Over 900 pages on the correct treatment of expenses might not be every finance director and fleet manager's idea of a good bedtime read but we found it surprisingly interesting. Did you know that if the employee is already subject to car benefit, no additional tax charge will arise from the employer's purchase of a personalised number plate, no matter how high the cost?

Anyone involved in the provision of company cars and other benefits will find that most of the tricky taxation issues are comprehensively covered by:

  • a well written guide through the principles in Volume 1
  • coverage of the more complex benefits and expenses in Volume 2
  • reference to the law, identifying the relevant section in the legislation
  • key points from relevant cases 
  • the EIM guidance note number 
  • and often an example or two to aid understanding
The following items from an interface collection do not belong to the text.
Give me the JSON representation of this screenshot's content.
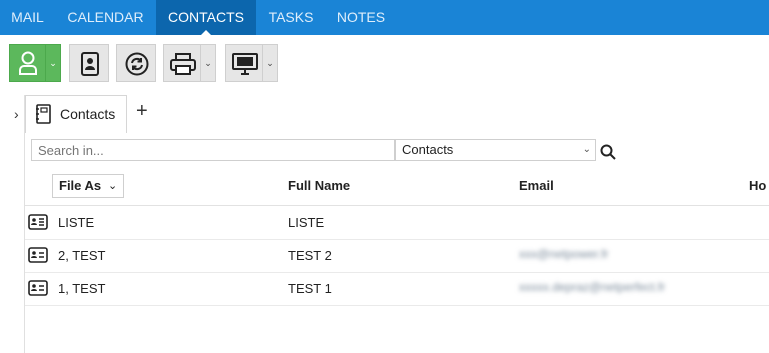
{
  "nav": {
    "tabs": [
      {
        "label": "MAIL"
      },
      {
        "label": "CALENDAR"
      },
      {
        "label": "CONTACTS"
      },
      {
        "label": "TASKS"
      },
      {
        "label": "NOTES"
      }
    ],
    "active": "CONTACTS"
  },
  "toolbar": {
    "icons": [
      "person-icon",
      "address-book-icon",
      "refresh-icon",
      "printer-icon",
      "monitor-icon"
    ],
    "accent": "#5cb85c"
  },
  "folder_tab": {
    "label": "Contacts",
    "add": "+"
  },
  "search": {
    "placeholder": "Search in...",
    "scope": "Contacts"
  },
  "table": {
    "columns": [
      "File As",
      "Full Name",
      "Email",
      "Ho"
    ],
    "rows": [
      {
        "file_as": "LISTE",
        "full_name": "LISTE",
        "email": ""
      },
      {
        "file_as": "2, TEST",
        "full_name": "TEST 2",
        "email": "xxx@netpower.fr"
      },
      {
        "file_as": "1, TEST",
        "full_name": "TEST 1",
        "email": "xxxxx.depraz@netperfect.fr"
      }
    ]
  },
  "colors": {
    "nav_bg": "#1a84d6",
    "nav_active": "#0c66ad",
    "button_green": "#5cb85c"
  }
}
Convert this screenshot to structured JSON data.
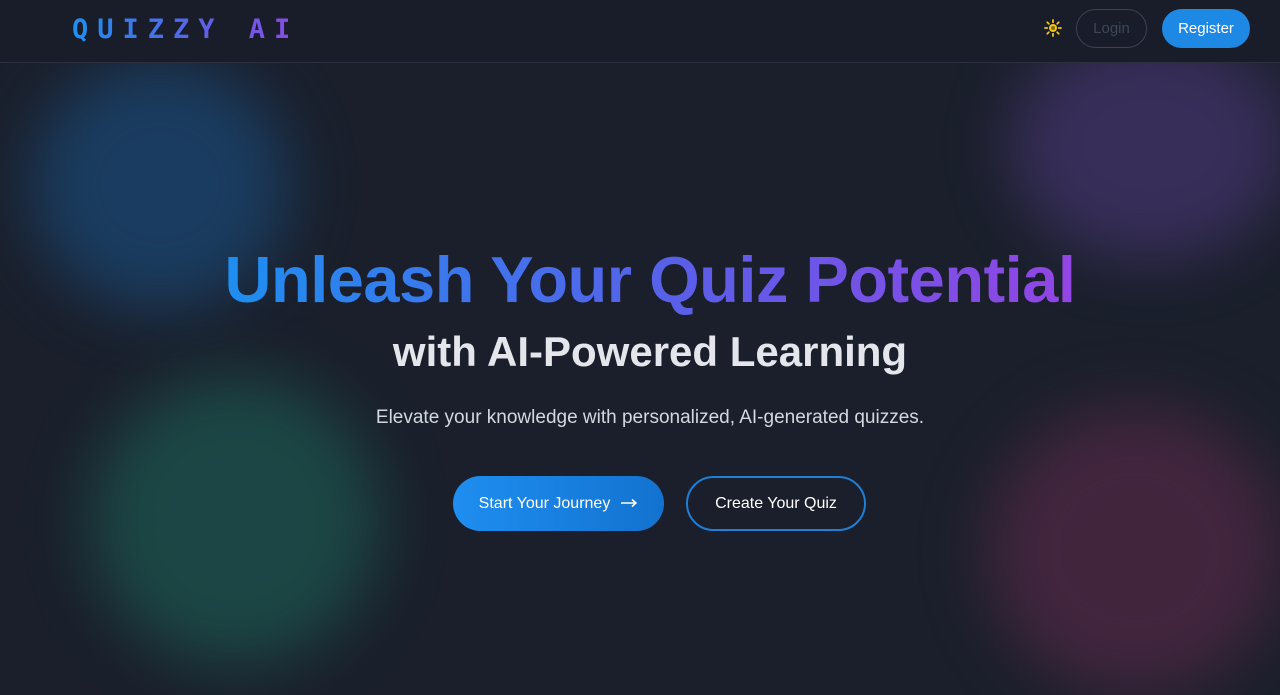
{
  "header": {
    "logo": "QUIZZY AI",
    "theme_toggle_icon": "sun-icon",
    "login_label": "Login",
    "register_label": "Register"
  },
  "hero": {
    "title": "Unleash Your Quiz Potential",
    "subtitle": "with AI-Powered Learning",
    "description": "Elevate your knowledge with personalized, AI-generated quizzes.",
    "primary_button_label": "Start Your Journey",
    "primary_button_icon": "arrow-right-icon",
    "secondary_button_label": "Create Your Quiz"
  },
  "colors": {
    "background": "#1a1f2b",
    "accent_blue": "#1e88e5",
    "accent_purple": "#9345e4",
    "sun": "#f5c518"
  }
}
The split into two books solves the problem of whether it is better to take an A-Z approach or to put things in context and cover areas in detail. The authors do both and this works well if the reader is browsing through. On some subjects it is less successful because an outline statement in one volume can only be understood in context by finding the background in the other volume. For this reason I don't think that buying just one volume to save money is likely to be worthwhile.

The books can be dipped into to research a particular problem, but equally lend themselves to being read through to gain a full understanding and update on much wider areas regarding benefits. A significant proportion of the material deals with company vehicles as there are many complexities to cover, and for many companies this will be the largest element of the P11ds. Other benefits are covered in full too, so HR and Payroll departments will find useful references.
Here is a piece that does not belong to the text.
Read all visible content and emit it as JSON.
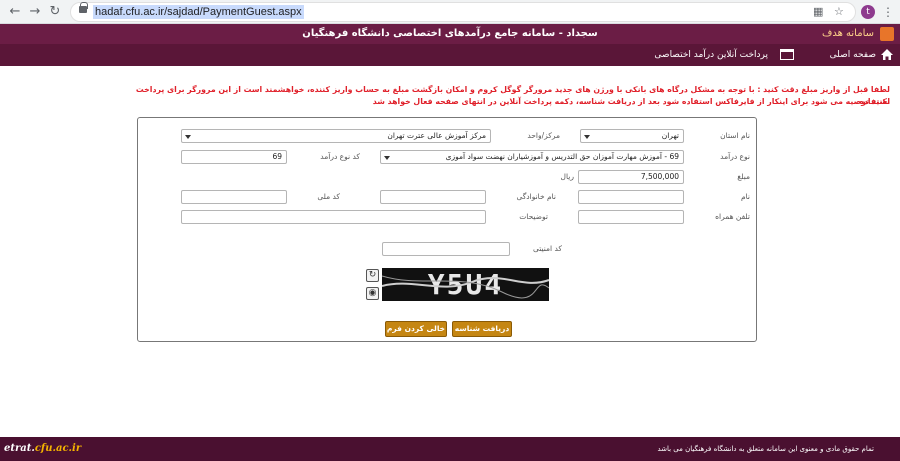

Value for money at £138.50? Certainly. One could spend a great deal of time searching the HMRC website on a particular issue before gaining confidence that all the links and references have been followed up, and you still would not see case law and detailed examples. This guide has a better structure and the reader will feel more confident that that they have covered the information available on a particular topic. 

The tone is very much about providing information rather than advice, as is to be expected from any professional nowadays. You will come across the occasional use of adjectives or phrases to highlight absurdities or confusion in the tax system. However the books can only take you as far as existing information allows.

In conclusion these books are likely to be a useful addition to those increasingly smaller spaces we have in our paperless offices called "bookshelves"; not just for reference but also a good browse through to discover gaps in our knowledge of the correct tax treatment of benefits and expenses.